The required result is every line of the records that includes "image".

[EXERCISE DATA Boundary: Start]

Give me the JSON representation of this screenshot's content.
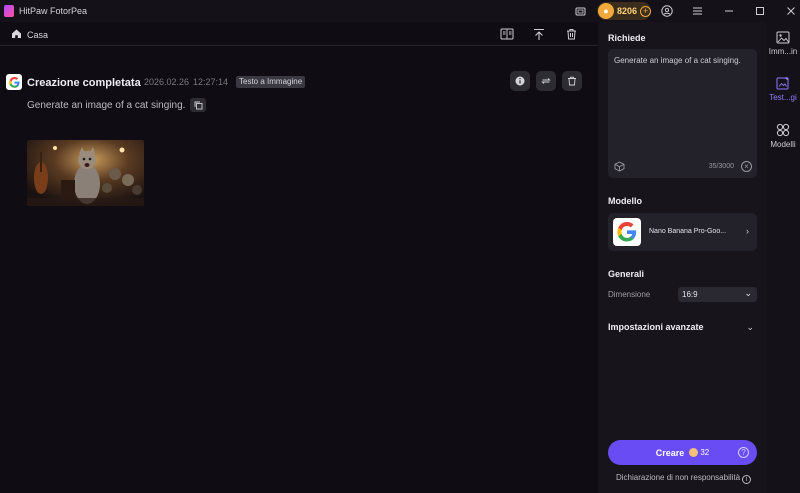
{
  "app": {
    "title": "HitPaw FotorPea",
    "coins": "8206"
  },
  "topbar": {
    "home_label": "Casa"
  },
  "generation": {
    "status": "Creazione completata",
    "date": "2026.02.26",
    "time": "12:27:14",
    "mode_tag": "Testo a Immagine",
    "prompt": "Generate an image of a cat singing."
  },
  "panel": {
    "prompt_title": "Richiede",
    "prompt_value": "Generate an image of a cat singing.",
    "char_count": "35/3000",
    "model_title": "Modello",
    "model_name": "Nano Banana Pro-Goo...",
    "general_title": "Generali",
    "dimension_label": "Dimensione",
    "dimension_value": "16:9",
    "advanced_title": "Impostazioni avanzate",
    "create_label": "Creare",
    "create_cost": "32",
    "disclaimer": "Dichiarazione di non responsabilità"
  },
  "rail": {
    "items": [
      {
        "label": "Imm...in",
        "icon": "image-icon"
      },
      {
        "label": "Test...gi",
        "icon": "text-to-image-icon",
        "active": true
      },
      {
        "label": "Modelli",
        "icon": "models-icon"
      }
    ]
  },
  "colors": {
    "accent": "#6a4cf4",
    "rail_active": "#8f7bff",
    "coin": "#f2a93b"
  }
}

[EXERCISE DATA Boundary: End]
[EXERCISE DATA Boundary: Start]

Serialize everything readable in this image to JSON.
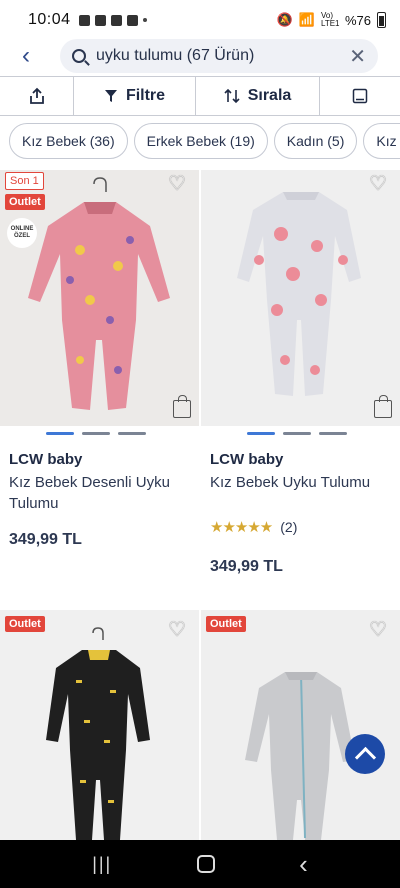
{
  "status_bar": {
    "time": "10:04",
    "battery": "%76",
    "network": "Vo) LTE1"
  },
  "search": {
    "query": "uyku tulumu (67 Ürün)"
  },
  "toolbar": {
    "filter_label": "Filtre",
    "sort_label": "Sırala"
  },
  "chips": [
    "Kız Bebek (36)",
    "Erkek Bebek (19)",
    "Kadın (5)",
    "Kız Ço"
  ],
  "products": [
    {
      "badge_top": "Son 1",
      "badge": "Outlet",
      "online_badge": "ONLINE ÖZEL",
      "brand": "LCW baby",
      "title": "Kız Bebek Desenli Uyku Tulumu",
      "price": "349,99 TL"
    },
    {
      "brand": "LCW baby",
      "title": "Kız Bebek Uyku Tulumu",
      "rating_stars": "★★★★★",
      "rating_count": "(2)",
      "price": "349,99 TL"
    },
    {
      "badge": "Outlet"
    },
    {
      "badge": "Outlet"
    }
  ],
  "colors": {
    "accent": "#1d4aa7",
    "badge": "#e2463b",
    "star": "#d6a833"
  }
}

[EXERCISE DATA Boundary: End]

§ **SOLVED EXERCISE**:
    "prompt": "Generate an image of a cat singing."
    "prompt_value": "Generate an image of a cat singing.",
        "icon": "image-icon"
        "icon": "text-to-image-icon",
Serialize everything readable in this image to JSON.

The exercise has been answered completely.